he UK Government has listed its observations during the March 18 Governorship and House of Assembly elections across Benue, Enugu, Kano, Lagos, Oyo and Rivers states.
This was disclosed in a statement issued by Atinuke Akande-Alegbe, Senior Communications and Public Diplomacy Officer at the Foreign Commonwealth and Development Office, British High Commission, on Wednesday.
It said that a team was sent out by the British High Commission to observe the elections.
According to the Commission, they observed improvements around elections logistics by the Independent Electoral Commission (INEC) during the governorship elections, particularly when compared to the presidential elections.
It said more polling units opened on time, there was greater evidence of BVAS and IREV working and results uploaded in real time from polling units and collation centres.
It said these were positive markers to build on for future elections.
The commission, however, said there were notable points of concern, adding that members of the observation mission personally noticed violence and voter suppression in numerous voting locations.
“We witnessed and received credible reports from other observer missions and civil society organisations of vote buying, voter intimidation, hijacking of election materials and the general disruption of the process in numerous states including Lagos, Enugu and Rivers.
“In addition, we observed incidents of harassment of journalists. Freedom of speech and a free press are crucial for a healthy democracy, and journalists must be able to go about their work without being threatened,” it said.
The commission said that the UK was concerned by the use of inflammatory ethno-religious language by some public and political figures.
The UK called on all leaders not just to distance themselves from this kind of language, but to prevent those who speak on their behalf from doing so in this way.
The commission said it was a testament to their commitment to democracy that many Nigerians were prepared to vote in spite of being faced with intimidation and hostility.
The UK Minister of State for Development and Africa, Andrew Mitchell MP, was quoted as saying on Feb. 21 that the UK was prepared to take action against those who engage in or incite electoral violence and other anti-democratic behaviours.
Mitchell said the action could include preventing people from obtaining UK visas or imposing sanctions under their human rights sanctions regime.
The UK minister said there was confirmation of collating relevant information, with a view to taking action against some individuals.
“We urge any party or individual who wishes to challenge the process or outcome of the elections to do so peacefully and through the appropriate legal channels. We will be observing the course of legal challenges made.
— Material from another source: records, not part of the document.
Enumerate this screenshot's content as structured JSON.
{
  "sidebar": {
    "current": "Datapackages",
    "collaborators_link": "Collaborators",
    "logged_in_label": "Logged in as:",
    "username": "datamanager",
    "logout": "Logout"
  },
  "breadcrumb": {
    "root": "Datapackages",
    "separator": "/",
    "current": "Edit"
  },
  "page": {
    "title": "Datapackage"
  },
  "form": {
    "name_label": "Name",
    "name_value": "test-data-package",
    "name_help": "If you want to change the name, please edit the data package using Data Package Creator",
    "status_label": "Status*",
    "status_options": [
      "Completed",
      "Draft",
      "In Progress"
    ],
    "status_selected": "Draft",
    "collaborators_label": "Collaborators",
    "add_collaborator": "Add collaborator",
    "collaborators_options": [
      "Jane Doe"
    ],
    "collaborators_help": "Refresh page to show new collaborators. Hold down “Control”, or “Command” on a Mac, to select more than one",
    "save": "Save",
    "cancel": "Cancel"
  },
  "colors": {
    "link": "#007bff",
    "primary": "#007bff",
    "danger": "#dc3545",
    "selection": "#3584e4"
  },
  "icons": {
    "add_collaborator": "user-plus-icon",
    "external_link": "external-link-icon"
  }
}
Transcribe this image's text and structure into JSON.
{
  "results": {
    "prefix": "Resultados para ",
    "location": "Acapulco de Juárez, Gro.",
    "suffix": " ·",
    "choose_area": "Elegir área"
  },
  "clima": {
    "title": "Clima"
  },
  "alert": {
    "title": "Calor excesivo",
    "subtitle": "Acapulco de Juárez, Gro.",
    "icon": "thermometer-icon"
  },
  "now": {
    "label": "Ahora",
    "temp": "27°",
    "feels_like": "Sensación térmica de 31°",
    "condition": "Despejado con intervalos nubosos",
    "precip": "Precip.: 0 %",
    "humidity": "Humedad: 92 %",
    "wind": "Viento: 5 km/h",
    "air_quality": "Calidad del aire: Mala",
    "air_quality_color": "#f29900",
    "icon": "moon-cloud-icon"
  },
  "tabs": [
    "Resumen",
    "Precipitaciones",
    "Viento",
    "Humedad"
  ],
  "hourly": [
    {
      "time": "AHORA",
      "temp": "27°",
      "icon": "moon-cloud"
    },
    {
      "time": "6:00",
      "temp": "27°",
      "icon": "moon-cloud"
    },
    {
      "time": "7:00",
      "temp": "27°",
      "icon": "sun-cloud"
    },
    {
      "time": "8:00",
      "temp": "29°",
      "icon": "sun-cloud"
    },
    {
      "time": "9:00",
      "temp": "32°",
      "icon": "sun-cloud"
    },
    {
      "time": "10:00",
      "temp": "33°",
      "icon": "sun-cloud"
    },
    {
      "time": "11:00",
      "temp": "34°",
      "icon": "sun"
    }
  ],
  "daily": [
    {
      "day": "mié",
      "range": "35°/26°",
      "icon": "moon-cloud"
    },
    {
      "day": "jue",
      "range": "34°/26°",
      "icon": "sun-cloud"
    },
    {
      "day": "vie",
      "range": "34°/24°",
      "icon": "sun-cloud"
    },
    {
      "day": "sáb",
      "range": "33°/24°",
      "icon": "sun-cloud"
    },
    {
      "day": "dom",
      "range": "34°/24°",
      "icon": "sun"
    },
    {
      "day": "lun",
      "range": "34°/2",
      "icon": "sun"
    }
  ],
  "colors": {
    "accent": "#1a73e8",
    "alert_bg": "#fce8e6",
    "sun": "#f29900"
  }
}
“The 2023 elections are not only important to Nigeria and Nigerians, but to Africa and the world as a whole.
“As a long-term partner, the UK is committed to strengthening the ties between our countries and peoples, including by supporting democratic development,” the commission said.